In addition to the new scientific evidence, Folbig’s lawyer, Rani Rego, said he hoped the new investigation would consider reports from psychiatrists, psychologists and linguists who say the diary contained no murder confessions.
“We are confident that overwhelming evidence will eventually free Kathleen Folbig and prove her innocence,” Rego said in a statement.
Speakman said he declined an invitation from the Australian Academy of Science, an independent organization representing scientists, to interpret the evidence against Folbig’s crime.
Academy chief executive Anna-Maria Arabiya said she respected the government’s decision to conduct a second investigation, despite many scientists agreeing “there is overwhelming evidence to justify Ms. Folbig’s immediate release.”
In 2015, Folbig’s lawyers successfully petitioned for a judicial inquiry into his sentence based on concerns raised by several forensic pathologists.
Retired Justice Reginald Blanche concluded in 2019 that Folbig was “untrue” and “unreliable” in his attempts to hide his guilt.
Blanche also heard fresh evidence from Carola Vinusa, co-director of the Australian National University’s Center for Personalized Immunology, that both the girls and their mothers shared a recently discovered genetic mutation that leads to abnormal heartbeats and sudden death in children. joined.

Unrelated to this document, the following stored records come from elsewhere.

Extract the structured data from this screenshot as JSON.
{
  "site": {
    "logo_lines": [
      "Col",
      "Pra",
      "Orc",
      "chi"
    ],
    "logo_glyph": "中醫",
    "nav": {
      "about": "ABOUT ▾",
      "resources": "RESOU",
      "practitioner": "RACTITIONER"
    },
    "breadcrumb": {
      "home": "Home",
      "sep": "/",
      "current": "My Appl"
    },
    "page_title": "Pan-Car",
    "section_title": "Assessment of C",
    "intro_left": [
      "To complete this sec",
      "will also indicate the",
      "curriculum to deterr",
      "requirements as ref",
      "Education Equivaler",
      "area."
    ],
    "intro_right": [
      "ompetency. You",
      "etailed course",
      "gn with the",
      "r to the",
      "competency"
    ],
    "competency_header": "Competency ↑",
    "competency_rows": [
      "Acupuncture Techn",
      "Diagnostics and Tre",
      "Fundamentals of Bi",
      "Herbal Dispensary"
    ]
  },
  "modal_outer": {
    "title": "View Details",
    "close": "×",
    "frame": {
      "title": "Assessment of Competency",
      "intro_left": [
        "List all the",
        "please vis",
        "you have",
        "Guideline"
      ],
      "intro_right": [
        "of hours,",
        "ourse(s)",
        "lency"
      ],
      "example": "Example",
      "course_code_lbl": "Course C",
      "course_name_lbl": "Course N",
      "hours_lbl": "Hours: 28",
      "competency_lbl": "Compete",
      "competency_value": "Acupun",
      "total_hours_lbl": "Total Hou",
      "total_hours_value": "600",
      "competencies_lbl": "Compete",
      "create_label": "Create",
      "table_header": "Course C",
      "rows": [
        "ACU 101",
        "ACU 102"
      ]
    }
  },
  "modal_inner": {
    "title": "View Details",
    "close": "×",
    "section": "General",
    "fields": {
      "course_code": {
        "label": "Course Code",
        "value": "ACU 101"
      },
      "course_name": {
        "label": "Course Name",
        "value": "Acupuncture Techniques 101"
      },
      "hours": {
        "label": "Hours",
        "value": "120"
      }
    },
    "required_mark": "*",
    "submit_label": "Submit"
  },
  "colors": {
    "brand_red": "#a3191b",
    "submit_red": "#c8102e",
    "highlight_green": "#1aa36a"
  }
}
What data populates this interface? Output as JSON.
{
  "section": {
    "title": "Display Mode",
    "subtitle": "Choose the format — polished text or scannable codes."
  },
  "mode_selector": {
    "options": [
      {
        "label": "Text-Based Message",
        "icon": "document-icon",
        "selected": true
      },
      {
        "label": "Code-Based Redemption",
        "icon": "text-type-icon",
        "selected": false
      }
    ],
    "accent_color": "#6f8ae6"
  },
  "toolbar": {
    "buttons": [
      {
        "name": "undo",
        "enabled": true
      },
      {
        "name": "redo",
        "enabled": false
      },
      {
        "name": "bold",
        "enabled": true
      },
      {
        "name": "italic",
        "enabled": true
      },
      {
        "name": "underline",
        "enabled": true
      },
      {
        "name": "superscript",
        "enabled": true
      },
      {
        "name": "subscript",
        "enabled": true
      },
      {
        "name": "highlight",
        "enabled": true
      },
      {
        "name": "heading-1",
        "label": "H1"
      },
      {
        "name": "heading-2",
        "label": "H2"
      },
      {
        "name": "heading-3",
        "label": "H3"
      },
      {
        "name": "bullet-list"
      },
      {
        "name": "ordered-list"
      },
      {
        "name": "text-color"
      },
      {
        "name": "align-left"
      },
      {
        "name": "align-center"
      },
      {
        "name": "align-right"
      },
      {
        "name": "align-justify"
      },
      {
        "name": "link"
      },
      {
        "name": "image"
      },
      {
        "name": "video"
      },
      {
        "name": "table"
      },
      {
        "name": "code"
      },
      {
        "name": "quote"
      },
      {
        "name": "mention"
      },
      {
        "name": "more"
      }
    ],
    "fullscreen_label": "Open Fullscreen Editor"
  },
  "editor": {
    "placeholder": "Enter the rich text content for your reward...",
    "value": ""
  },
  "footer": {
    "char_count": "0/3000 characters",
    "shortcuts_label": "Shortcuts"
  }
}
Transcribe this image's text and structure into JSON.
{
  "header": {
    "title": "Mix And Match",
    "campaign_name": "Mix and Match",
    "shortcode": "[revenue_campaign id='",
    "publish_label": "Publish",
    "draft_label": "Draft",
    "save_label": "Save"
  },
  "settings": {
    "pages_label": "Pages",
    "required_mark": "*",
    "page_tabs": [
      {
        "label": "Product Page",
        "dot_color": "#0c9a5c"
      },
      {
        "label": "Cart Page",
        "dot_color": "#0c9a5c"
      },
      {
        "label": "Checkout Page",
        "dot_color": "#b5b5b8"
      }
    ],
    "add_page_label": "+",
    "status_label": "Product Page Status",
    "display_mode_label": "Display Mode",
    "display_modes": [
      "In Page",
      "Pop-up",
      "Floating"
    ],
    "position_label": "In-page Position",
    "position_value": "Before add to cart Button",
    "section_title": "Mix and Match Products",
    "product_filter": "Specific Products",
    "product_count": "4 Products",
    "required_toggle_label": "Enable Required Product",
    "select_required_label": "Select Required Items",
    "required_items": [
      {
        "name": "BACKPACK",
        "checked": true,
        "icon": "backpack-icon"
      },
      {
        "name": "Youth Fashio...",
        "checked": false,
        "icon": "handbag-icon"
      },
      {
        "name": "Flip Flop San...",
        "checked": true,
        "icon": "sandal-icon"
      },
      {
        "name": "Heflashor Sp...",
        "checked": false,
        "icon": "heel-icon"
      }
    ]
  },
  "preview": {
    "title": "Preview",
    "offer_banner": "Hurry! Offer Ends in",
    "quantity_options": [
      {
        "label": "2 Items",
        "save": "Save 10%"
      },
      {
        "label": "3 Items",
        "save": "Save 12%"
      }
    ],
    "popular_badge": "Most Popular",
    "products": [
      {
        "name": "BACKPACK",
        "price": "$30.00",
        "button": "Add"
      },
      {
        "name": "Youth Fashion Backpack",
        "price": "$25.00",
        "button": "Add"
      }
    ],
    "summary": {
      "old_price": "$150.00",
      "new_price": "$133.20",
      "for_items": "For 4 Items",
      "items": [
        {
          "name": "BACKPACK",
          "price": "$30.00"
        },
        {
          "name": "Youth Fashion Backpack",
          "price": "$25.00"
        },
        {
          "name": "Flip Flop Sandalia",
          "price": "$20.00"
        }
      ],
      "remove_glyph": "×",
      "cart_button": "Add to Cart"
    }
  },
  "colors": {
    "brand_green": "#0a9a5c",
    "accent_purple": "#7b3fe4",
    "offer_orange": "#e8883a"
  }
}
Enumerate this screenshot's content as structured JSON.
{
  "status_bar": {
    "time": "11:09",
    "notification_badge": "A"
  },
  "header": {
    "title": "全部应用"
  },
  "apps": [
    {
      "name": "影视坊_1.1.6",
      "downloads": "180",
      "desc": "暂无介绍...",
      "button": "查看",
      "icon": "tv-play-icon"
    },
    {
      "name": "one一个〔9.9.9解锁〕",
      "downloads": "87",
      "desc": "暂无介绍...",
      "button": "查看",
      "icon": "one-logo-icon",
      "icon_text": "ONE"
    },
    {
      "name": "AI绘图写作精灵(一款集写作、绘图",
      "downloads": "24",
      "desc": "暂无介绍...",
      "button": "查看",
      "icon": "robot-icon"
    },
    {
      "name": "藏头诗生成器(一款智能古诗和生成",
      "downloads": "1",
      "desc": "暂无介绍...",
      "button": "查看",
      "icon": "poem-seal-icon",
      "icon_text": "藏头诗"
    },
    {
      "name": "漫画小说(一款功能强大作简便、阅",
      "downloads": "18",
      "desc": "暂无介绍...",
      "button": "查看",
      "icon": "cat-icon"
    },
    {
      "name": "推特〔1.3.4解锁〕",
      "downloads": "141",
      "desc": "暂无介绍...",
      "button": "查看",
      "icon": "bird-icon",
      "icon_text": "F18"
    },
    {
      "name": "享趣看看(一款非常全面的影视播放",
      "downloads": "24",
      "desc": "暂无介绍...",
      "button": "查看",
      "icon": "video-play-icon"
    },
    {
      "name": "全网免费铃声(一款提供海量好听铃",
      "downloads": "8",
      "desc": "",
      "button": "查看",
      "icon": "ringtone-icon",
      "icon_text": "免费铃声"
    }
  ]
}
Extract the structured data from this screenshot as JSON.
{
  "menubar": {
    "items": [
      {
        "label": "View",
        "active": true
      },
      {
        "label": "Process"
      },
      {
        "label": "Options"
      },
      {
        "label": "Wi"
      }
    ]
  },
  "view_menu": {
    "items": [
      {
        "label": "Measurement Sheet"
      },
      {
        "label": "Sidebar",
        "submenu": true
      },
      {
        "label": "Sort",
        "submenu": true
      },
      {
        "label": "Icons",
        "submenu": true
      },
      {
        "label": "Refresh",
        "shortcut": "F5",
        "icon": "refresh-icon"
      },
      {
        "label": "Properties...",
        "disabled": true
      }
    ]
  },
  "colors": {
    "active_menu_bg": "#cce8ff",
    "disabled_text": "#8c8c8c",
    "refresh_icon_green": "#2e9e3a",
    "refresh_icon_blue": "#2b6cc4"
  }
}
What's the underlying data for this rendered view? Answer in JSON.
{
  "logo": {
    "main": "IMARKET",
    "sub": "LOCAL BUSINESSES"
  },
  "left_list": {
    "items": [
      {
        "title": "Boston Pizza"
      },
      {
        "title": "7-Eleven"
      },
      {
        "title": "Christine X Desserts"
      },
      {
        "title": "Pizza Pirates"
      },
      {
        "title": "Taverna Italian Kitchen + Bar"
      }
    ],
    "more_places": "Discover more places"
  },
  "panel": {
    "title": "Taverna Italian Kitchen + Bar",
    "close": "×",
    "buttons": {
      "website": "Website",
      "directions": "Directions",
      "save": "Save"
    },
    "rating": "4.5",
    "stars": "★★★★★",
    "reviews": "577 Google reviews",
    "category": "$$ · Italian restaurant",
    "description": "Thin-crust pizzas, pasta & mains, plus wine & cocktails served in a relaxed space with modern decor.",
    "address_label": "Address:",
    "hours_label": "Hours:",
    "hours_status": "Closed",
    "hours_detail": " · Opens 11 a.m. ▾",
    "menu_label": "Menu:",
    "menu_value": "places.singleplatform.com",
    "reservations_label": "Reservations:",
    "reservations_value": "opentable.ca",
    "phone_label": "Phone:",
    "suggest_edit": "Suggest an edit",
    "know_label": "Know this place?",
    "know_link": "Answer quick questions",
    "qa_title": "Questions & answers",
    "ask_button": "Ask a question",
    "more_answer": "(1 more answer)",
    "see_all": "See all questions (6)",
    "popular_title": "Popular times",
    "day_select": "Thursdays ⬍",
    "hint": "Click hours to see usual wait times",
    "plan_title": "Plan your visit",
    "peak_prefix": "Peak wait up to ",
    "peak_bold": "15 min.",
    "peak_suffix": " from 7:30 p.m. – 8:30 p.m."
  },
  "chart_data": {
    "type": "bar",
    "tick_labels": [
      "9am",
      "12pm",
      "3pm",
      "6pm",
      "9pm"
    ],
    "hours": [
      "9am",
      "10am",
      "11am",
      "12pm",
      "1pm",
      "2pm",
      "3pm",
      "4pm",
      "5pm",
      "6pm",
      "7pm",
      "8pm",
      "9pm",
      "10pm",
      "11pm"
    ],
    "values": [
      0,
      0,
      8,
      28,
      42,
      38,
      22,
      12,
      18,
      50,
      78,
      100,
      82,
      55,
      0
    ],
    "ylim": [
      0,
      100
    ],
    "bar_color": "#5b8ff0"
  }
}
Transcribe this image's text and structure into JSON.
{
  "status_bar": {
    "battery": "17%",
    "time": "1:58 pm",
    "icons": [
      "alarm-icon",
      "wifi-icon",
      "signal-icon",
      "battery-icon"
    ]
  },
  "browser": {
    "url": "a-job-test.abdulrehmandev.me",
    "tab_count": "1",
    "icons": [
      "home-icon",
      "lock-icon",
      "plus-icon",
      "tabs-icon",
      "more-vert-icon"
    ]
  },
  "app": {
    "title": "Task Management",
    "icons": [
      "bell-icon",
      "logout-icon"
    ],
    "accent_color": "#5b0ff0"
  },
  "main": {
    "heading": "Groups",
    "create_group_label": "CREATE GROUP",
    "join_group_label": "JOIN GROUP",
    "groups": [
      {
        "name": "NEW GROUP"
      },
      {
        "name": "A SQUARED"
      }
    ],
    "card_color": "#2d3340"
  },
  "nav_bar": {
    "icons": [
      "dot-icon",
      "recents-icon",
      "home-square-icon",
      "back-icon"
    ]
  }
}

In 2020, Oxford University Press’s cardiology journal Europas published findings describing genetic mutations in Folbig girls by 27 scientists from Australia, the United States, Canada, France, Denmark and Italy. The team also reported that the boys carried different and rare forms of the gene that when faulty caused the mice to die young from epileptic seizures.
Retired New South Wales Chief Justice Tom Bathurst will conduct a new investigation. Speakman said he could potentially recommend that Folbig be pardoned or that his sentence be commuted.
“Whatever the outcome of this investigation, this is an extraordinary tragedy,” Speakman said.